Project description:AMPK (AMP-activated protein kinase) signalling plays a key role in whole-body energy homoeostasis, although its precise role in pancreatic beta-cell function remains unclear. In the present study, we therefore investigated whether AMPK plays a critical function in beta-cell glucose sensing and is required for the maintenance of normal glucose homoeostasis. Mice lacking AMPK alpha2 in beta-cells and a population of hypothalamic neurons (RIPCre alpha2KO mice) and RIPCre alpha2KO mice lacking AMPK alpha1 (alpha1KORIPCre alpha2KO) globally were assessed for whole-body glucose homoeostasis and insulin secretion.
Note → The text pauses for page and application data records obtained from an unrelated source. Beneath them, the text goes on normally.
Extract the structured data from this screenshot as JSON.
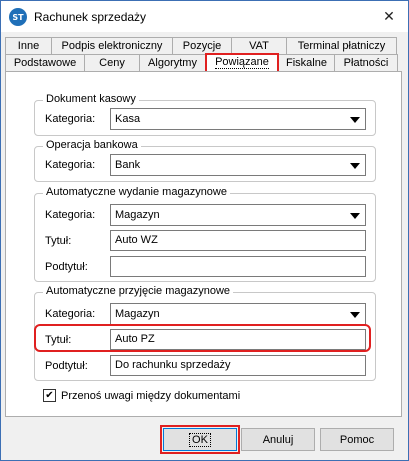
{
  "window": {
    "title": "Rachunek sprzedaży",
    "app_icon_text": "ST",
    "close_symbol": "✕"
  },
  "tabs_back": [
    "Inne",
    "Podpis elektroniczny",
    "Pozycje",
    "VAT",
    "Terminal płatniczy"
  ],
  "tabs_front": [
    "Podstawowe",
    "Ceny",
    "Algorytmy",
    "Powiązane",
    "Fiskalne",
    "Płatności"
  ],
  "active_tab": "Powiązane",
  "groups": {
    "cash": {
      "title": "Dokument kasowy",
      "category_label": "Kategoria:",
      "category_value": "Kasa"
    },
    "bank": {
      "title": "Operacja bankowa",
      "category_label": "Kategoria:",
      "category_value": "Bank"
    },
    "issue": {
      "title": "Automatyczne wydanie magazynowe",
      "category_label": "Kategoria:",
      "category_value": "Magazyn",
      "title_label": "Tytuł:",
      "title_value": "Auto WZ",
      "subtitle_label": "Podtytuł:",
      "subtitle_value": ""
    },
    "receipt": {
      "title": "Automatyczne przyjęcie magazynowe",
      "category_label": "Kategoria:",
      "category_value": "Magazyn",
      "title_label": "Tytuł:",
      "title_value": "Auto PZ",
      "subtitle_label": "Podtytuł:",
      "subtitle_value": "Do rachunku sprzedaży"
    }
  },
  "transfer_notes": {
    "label": "Przenoś uwagi między dokumentami",
    "checked": true,
    "check_symbol": "✔"
  },
  "buttons": {
    "ok": "OK",
    "cancel": "Anuluj",
    "help": "Pomoc"
  },
  "colors": {
    "highlight": "#e02020",
    "title_bar": "#ffffff",
    "dialog_bg": "#f0f0f0"
  }
}
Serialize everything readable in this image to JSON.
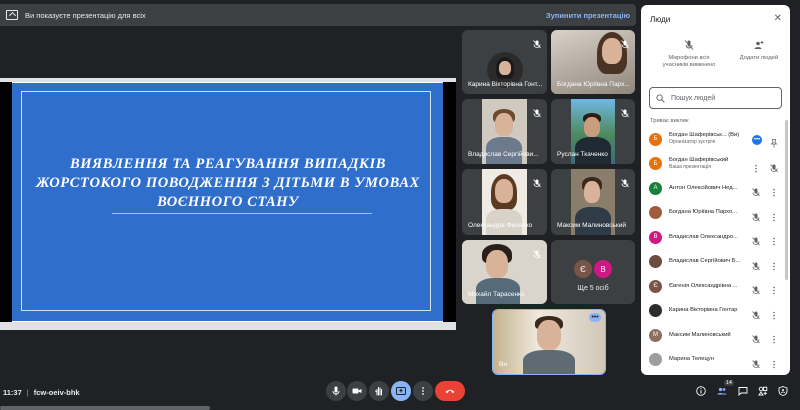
{
  "banner": {
    "text": "Ви показуєте презентацію для всіх",
    "stop_label": "Зупинити презентацію"
  },
  "slide": {
    "title": "ВИЯВЛЕННЯ ТА РЕАГУВАННЯ ВИПАДКІВ ЖОРСТОКОГО ПОВОДЖЕННЯ З ДІТЬМИ В УМОВАХ ВОЄННОГО СТАНУ"
  },
  "tiles": [
    {
      "name": "Карина Вікторівна Гонт..."
    },
    {
      "name": "Богдана Юріївна Парх..."
    },
    {
      "name": "Владислав Сергійови..."
    },
    {
      "name": "Руслан Ткаченко"
    },
    {
      "name": "Олександра Фесенко"
    },
    {
      "name": "Максим Малиновський"
    },
    {
      "name": "Михайл Тарасенко"
    },
    {
      "name": "Ще 5 осіб"
    },
    {
      "name": "Ви"
    }
  ],
  "more_initials": [
    "Є",
    "В"
  ],
  "bottom": {
    "time": "11:37",
    "separator": "|",
    "meeting_code": "fcw-oeiv-bhk",
    "people_count": "14"
  },
  "panel": {
    "title": "Люди",
    "mute_all_label": "Мікрофони всіх учасників вимкнено",
    "add_people_label": "Додати людей",
    "search_placeholder": "Пошук людей",
    "section_label": "Триває виклик",
    "people": [
      {
        "name": "Богдан Шаферівськ... (Ви)",
        "sub": "Організатор зустрічі",
        "initial": "Б",
        "color": "#e8710a"
      },
      {
        "name": "Богдан Шаферівський",
        "sub": "Ваша презентація",
        "initial": "Б",
        "color": "#e8710a"
      },
      {
        "name": "Антон Олексійович Нед...",
        "sub": "",
        "initial": "А",
        "color": "#188038"
      },
      {
        "name": "Богдана Юріївна Пархо...",
        "sub": "",
        "initial": "",
        "color": "#a05a3c"
      },
      {
        "name": "Владислав Олександро...",
        "sub": "",
        "initial": "В",
        "color": "#d01884"
      },
      {
        "name": "Владислав Сергійович Б...",
        "sub": "",
        "initial": "",
        "color": "#6d4c41"
      },
      {
        "name": "Євгенія Олександрівна ...",
        "sub": "",
        "initial": "Є",
        "color": "#795548"
      },
      {
        "name": "Карина Вікторівна Гонтар",
        "sub": "",
        "initial": "",
        "color": "#2d2d2d"
      },
      {
        "name": "Максим Малиновський",
        "sub": "",
        "initial": "М",
        "color": "#8d6e63"
      },
      {
        "name": "Марина Телецун",
        "sub": "",
        "initial": "",
        "color": "#9e9e9e"
      },
      {
        "name": "Михайл Тарасенко",
        "sub": "",
        "initial": "М",
        "color": "#ad1457"
      }
    ]
  }
}
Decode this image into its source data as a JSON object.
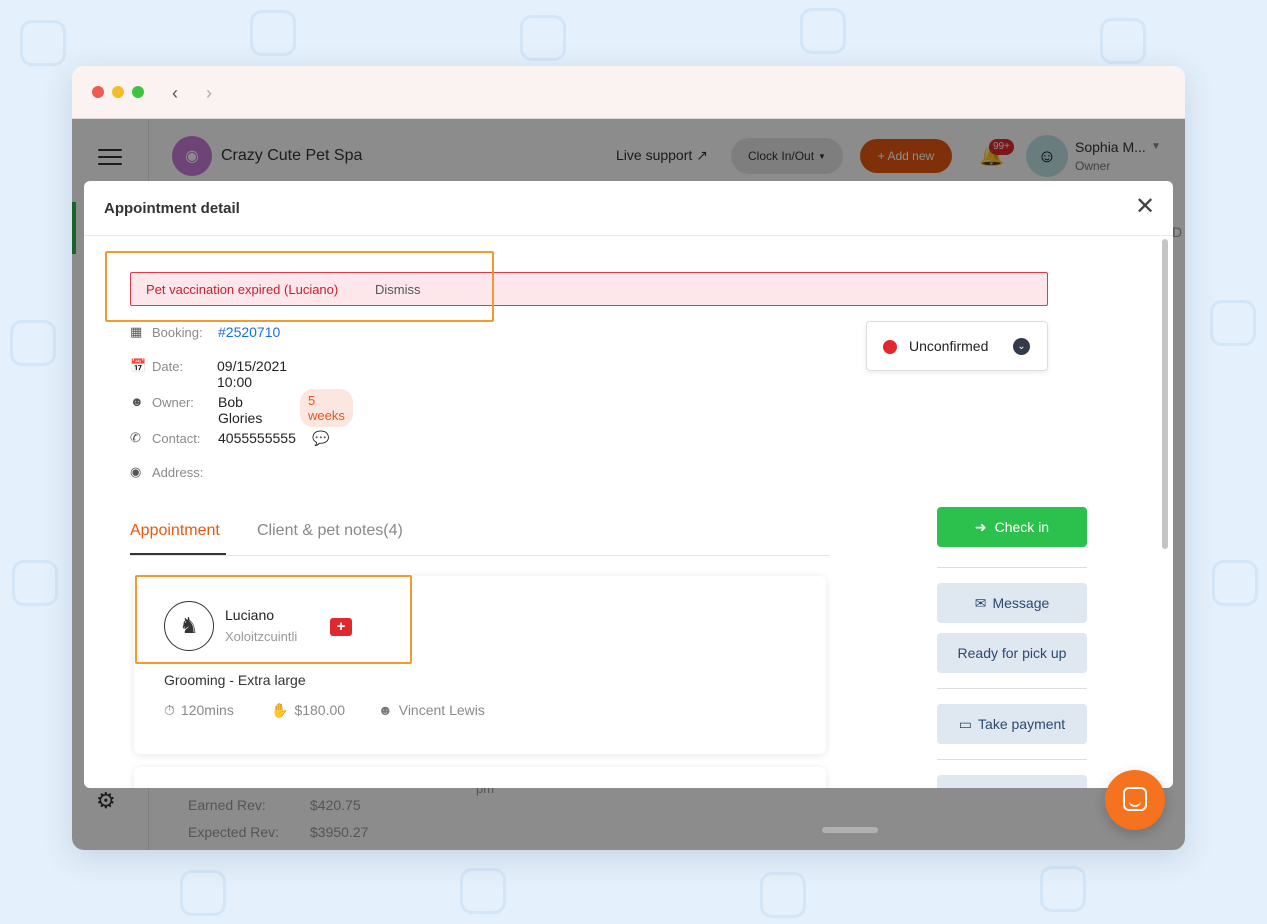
{
  "browser": {
    "back_icon": "chevron-left-icon",
    "forward_icon": "chevron-right-icon"
  },
  "header": {
    "brand_name": "Crazy Cute Pet Spa",
    "live_support": "Live support",
    "clock_in_out": "Clock In/Out",
    "add_new": "+ Add new",
    "notification_count": "99+",
    "user_name": "Sophia M...",
    "user_role": "Owner"
  },
  "background_stats": {
    "earned_label": "Earned Rev:",
    "earned_value": "$420.75",
    "expected_label": "Expected Rev:",
    "expected_value": "$3950.27",
    "calendar_fragment": "pm",
    "cut_off_char": "D"
  },
  "modal": {
    "title": "Appointment detail",
    "alert_text": "Pet vaccination expired (Luciano)",
    "alert_dismiss": "Dismiss",
    "booking_label": "Booking:",
    "booking_value": "#2520710",
    "date_label": "Date:",
    "date_value": "09/15/2021 10:00",
    "owner_label": "Owner:",
    "owner_value": "Bob Glories",
    "owner_badge": "5 weeks",
    "contact_label": "Contact:",
    "contact_value": "4055555555",
    "address_label": "Address:",
    "status": "Unconfirmed",
    "tabs": [
      {
        "label": "Appointment",
        "active": true
      },
      {
        "label": "Client & pet notes(4)",
        "active": false
      }
    ],
    "pet": {
      "name": "Luciano",
      "breed": "Xoloitzcuintli",
      "service": "Grooming - Extra large",
      "duration": "120mins",
      "price": "$180.00",
      "staff": "Vincent Lewis"
    },
    "actions": {
      "check_in": "Check in",
      "message": "Message",
      "ready": "Ready for pick up",
      "take_payment": "Take payment"
    }
  },
  "colors": {
    "accent_orange": "#e8580f",
    "alert_red": "#e03a4a",
    "check_in_green": "#2cc14d",
    "link_blue": "#1a6fe0",
    "highlight_orange": "#f39a2e"
  }
}
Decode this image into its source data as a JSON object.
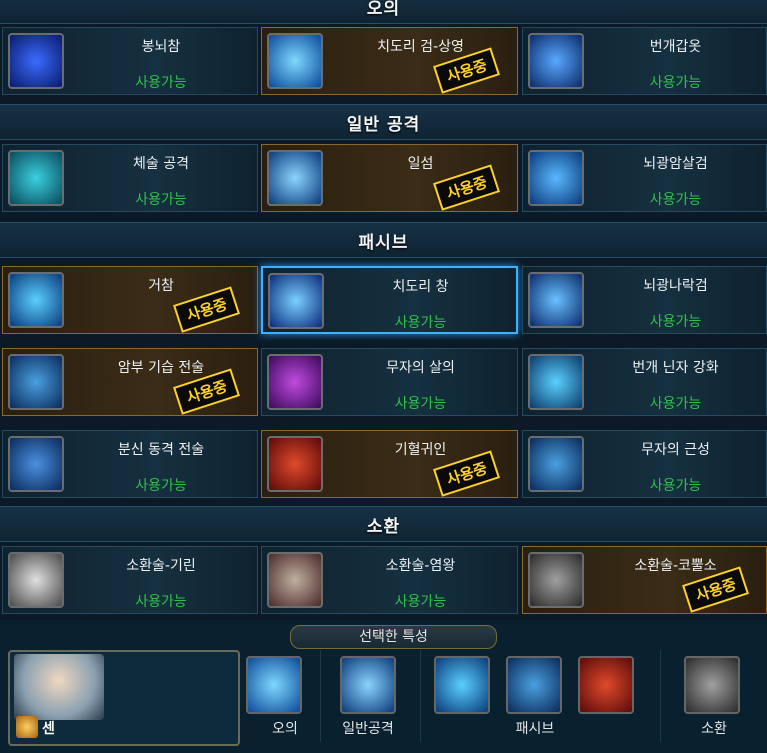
{
  "sections": [
    {
      "title": "오의"
    },
    {
      "title": "일반 공격"
    },
    {
      "title": "패시브"
    },
    {
      "title": "소환"
    }
  ],
  "status_available": "사용가능",
  "status_in_use": "사용중",
  "rows": [
    {
      "cards": [
        {
          "name": "봉뇌참",
          "status": "사용가능"
        },
        {
          "name": "치도리 검-상영",
          "status": "사용중"
        },
        {
          "name": "번개갑옷",
          "status": "사용가능"
        }
      ]
    },
    {
      "cards": [
        {
          "name": "체술 공격",
          "status": "사용가능"
        },
        {
          "name": "일섬",
          "status": "사용중"
        },
        {
          "name": "뇌광암살검",
          "status": "사용가능"
        }
      ]
    },
    {
      "cards": [
        {
          "name": "거참",
          "status": "사용중"
        },
        {
          "name": "치도리 창",
          "status": "사용가능"
        },
        {
          "name": "뇌광나락검",
          "status": "사용가능"
        }
      ]
    },
    {
      "cards": [
        {
          "name": "암부 기습 전술",
          "status": "사용중"
        },
        {
          "name": "무자의 살의",
          "status": "사용가능"
        },
        {
          "name": "번개 닌자 강화",
          "status": "사용가능"
        }
      ]
    },
    {
      "cards": [
        {
          "name": "분신 동격 전술",
          "status": "사용가능"
        },
        {
          "name": "기혈귀인",
          "status": "사용중"
        },
        {
          "name": "무자의 근성",
          "status": "사용가능"
        }
      ]
    },
    {
      "cards": [
        {
          "name": "소환술-기린",
          "status": "사용가능"
        },
        {
          "name": "소환술-염왕",
          "status": "사용가능"
        },
        {
          "name": "소환술-코뿔소",
          "status": "사용중"
        }
      ]
    }
  ],
  "bottom": {
    "title": "선택한 특성",
    "character_name": "센",
    "labels": {
      "ougi": "오의",
      "normal": "일반공격",
      "passive": "패시브",
      "summon": "소환"
    }
  }
}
Isolated pancreatic islets from these mice were assessed for glucose-stimulated insulin secretion and gene expression changes. Cultured beta-cells were examined electrophysiologically for their electrical responsiveness to hypoglycaemia. RIPCre alpha2KO mice exhibited glucose intolerance and impaired GSIS (glucose-stimulated insulin secretion) and this was exacerbated in alpha1KORIPCre alpha2KO mice. Reduced glucose concentrations failed to completely suppress insulin secretion in islets from RIPCre alpha2KO and alpha1KORIPCre alpha2KO mice, and conversely GSIS was impaired. Beta-cells lacking AMPK alpha2 or expressing a kinase-dead AMPK alpha2 failed to hyperpolarize in response to low glucose, although KATP (ATP-sensitive potassium) channel function was intact. We could detect no alteration of GLUT2 (glucose transporter 2), glucose uptake or glucokinase that could explain this glucose insensitivity. UCP2 (uncoupling protein 2) expression was reduced in RIPCre alpha2KO islets and the UCP2 inhibitor genipin suppressed low-glucose-mediated wild-type mouse beta-cell hyperpolarization, mimicking the effect of AMPK alpha2 loss. These results show that AMPK alpha2 activity is necessary to maintain normal pancreatic beta-cell glucose sensing, possibly by maintaining high beta-cell levels of UCP2.